___ INPUT FOR THIS TASK

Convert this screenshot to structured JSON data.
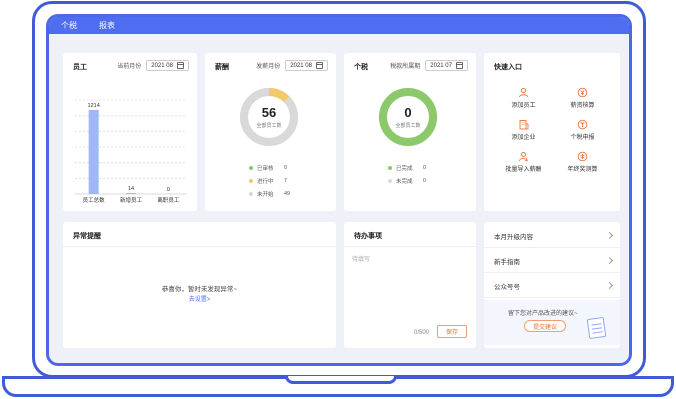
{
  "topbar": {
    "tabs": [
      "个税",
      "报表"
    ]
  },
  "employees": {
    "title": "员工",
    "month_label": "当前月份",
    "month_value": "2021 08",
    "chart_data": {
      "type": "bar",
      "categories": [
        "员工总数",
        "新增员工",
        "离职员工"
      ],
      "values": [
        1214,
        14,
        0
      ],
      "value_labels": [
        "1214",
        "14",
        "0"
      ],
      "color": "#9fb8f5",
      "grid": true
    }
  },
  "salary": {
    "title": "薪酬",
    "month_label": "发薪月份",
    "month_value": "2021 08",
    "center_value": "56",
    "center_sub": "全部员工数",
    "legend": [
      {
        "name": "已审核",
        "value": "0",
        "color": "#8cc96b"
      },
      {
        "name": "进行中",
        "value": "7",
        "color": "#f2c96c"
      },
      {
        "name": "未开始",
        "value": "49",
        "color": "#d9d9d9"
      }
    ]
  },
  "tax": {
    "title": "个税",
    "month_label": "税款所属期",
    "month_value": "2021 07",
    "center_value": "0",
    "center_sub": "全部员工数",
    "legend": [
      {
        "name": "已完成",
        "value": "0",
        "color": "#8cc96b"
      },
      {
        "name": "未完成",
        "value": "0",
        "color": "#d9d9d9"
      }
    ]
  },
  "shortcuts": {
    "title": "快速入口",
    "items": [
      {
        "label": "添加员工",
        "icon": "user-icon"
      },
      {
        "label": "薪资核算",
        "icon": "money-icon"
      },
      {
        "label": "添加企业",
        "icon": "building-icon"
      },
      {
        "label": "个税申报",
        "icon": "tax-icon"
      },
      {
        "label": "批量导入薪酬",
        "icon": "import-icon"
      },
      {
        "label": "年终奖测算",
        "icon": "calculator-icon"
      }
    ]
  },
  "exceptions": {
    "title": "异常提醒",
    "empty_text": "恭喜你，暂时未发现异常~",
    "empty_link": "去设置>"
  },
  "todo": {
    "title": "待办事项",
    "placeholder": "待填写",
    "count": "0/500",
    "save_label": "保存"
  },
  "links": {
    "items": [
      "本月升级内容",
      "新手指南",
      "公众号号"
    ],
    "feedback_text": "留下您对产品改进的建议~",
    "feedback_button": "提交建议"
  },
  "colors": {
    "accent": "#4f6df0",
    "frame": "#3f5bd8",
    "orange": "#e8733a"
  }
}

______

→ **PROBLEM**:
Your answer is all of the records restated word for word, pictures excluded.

→ **OUTPUT**:
Convert this screenshot to structured JSON data.
{
  "topbar": {
    "tabs": [
      "个税",
      "报表"
    ]
  },
  "employees": {
    "title": "员工",
    "month_label": "当前月份",
    "month_value": "2021 08",
    "chart_data": {
      "type": "bar",
      "categories": [
        "员工总数",
        "新增员工",
        "离职员工"
      ],
      "values": [
        1214,
        14,
        0
      ],
      "value_labels": [
        "1214",
        "14",
        "0"
      ],
      "color": "#9fb8f5",
      "grid": true
    }
  },
  "salary": {
    "title": "薪酬",
    "month_label": "发薪月份",
    "month_value": "2021 08",
    "center_value": "56",
    "center_sub": "全部员工数",
    "legend": [
      {
        "name": "已审核",
        "value": "0",
        "color": "#8cc96b"
      },
      {
        "name": "进行中",
        "value": "7",
        "color": "#f2c96c"
      },
      {
        "name": "未开始",
        "value": "49",
        "color": "#d9d9d9"
      }
    ]
  },
  "tax": {
    "title": "个税",
    "month_label": "税款所属期",
    "month_value": "2021 07",
    "center_value": "0",
    "center_sub": "全部员工数",
    "legend": [
      {
        "name": "已完成",
        "value": "0",
        "color": "#8cc96b"
      },
      {
        "name": "未完成",
        "value": "0",
        "color": "#d9d9d9"
      }
    ]
  },
  "shortcuts": {
    "title": "快速入口",
    "items": [
      {
        "label": "添加员工",
        "icon": "user-icon"
      },
      {
        "label": "薪资核算",
        "icon": "money-icon"
      },
      {
        "label": "添加企业",
        "icon": "building-icon"
      },
      {
        "label": "个税申报",
        "icon": "tax-icon"
      },
      {
        "label": "批量导入薪酬",
        "icon": "import-icon"
      },
      {
        "label": "年终奖测算",
        "icon": "calculator-icon"
      }
    ]
  },
  "exceptions": {
    "title": "异常提醒",
    "empty_text": "恭喜你，暂时未发现异常~",
    "empty_link": "去设置>"
  },
  "todo": {
    "title": "待办事项",
    "placeholder": "待填写",
    "count": "0/500",
    "save_label": "保存"
  },
  "links": {
    "items": [
      "本月升级内容",
      "新手指南",
      "公众号号"
    ],
    "feedback_text": "留下您对产品改进的建议~",
    "feedback_button": "提交建议"
  },
  "colors": {
    "accent": "#4f6df0",
    "frame": "#3f5bd8",
    "orange": "#e8733a"
  }
}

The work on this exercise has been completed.